• WORK ITEM
These entries are to be retyped in full, word for word.
+++ EXERCISE DATA +++
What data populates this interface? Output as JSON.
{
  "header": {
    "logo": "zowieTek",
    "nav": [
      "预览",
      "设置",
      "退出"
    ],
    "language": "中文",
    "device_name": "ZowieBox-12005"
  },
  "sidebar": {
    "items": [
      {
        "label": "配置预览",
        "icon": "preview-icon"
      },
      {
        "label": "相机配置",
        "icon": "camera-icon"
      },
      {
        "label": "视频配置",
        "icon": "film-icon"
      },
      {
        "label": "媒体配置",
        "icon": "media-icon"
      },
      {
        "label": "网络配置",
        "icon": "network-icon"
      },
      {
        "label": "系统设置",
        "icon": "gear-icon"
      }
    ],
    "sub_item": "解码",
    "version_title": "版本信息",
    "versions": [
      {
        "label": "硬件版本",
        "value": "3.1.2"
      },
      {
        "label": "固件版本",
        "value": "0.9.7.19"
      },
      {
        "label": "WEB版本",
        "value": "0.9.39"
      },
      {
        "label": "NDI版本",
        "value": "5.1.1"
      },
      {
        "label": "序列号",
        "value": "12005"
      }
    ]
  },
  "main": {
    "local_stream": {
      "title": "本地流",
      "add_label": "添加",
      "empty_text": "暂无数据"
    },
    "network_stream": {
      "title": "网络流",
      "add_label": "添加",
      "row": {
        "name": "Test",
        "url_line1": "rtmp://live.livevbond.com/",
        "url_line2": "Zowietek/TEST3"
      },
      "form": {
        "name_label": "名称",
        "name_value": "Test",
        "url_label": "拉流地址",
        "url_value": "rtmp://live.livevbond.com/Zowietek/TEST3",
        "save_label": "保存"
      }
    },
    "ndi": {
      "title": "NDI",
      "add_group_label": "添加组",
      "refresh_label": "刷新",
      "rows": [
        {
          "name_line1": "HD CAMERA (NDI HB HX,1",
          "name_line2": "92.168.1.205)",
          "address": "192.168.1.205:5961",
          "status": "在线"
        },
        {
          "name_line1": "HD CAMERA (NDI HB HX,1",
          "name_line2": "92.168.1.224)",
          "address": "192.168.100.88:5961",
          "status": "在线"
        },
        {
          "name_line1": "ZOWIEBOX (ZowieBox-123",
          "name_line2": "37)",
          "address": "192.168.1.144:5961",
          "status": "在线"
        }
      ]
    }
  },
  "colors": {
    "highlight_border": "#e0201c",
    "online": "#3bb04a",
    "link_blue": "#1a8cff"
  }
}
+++
• TASK SOLUTION
What data populates this interface? Output as JSON.
{
  "header": {
    "logo": "zowieTek",
    "nav": [
      "预览",
      "设置",
      "退出"
    ],
    "language": "中文",
    "device_name": "ZowieBox-12005"
  },
  "sidebar": {
    "items": [
      {
        "label": "配置预览",
        "icon": "preview-icon"
      },
      {
        "label": "相机配置",
        "icon": "camera-icon"
      },
      {
        "label": "视频配置",
        "icon": "film-icon"
      },
      {
        "label": "媒体配置",
        "icon": "media-icon"
      },
      {
        "label": "网络配置",
        "icon": "network-icon"
      },
      {
        "label": "系统设置",
        "icon": "gear-icon"
      }
    ],
    "sub_item": "解码",
    "version_title": "版本信息",
    "versions": [
      {
        "label": "硬件版本",
        "value": "3.1.2"
      },
      {
        "label": "固件版本",
        "value": "0.9.7.19"
      },
      {
        "label": "WEB版本",
        "value": "0.9.39"
      },
      {
        "label": "NDI版本",
        "value": "5.1.1"
      },
      {
        "label": "序列号",
        "value": "12005"
      }
    ]
  },
  "main": {
    "local_stream": {
      "title": "本地流",
      "add_label": "添加",
      "empty_text": "暂无数据"
    },
    "network_stream": {
      "title": "网络流",
      "add_label": "添加",
      "row": {
        "name": "Test",
        "url_line1": "rtmp://live.livevbond.com/",
        "url_line2": "Zowietek/TEST3"
      },
      "form": {
        "name_label": "名称",
        "name_value": "Test",
        "url_label": "拉流地址",
        "url_value": "rtmp://live.livevbond.com/Zowietek/TEST3",
        "save_label": "保存"
      }
    },
    "ndi": {
      "title": "NDI",
      "add_group_label": "添加组",
      "refresh_label": "刷新",
      "rows": [
        {
          "name_line1": "HD CAMERA (NDI HB HX,1",
          "name_line2": "92.168.1.205)",
          "address": "192.168.1.205:5961",
          "status": "在线"
        },
        {
          "name_line1": "HD CAMERA (NDI HB HX,1",
          "name_line2": "92.168.1.224)",
          "address": "192.168.100.88:5961",
          "status": "在线"
        },
        {
          "name_line1": "ZOWIEBOX (ZowieBox-123",
          "name_line2": "37)",
          "address": "192.168.1.144:5961",
          "status": "在线"
        }
      ]
    }
  },
  "colors": {
    "highlight_border": "#e0201c",
    "online": "#3bb04a",
    "link_blue": "#1a8cff"
  }
}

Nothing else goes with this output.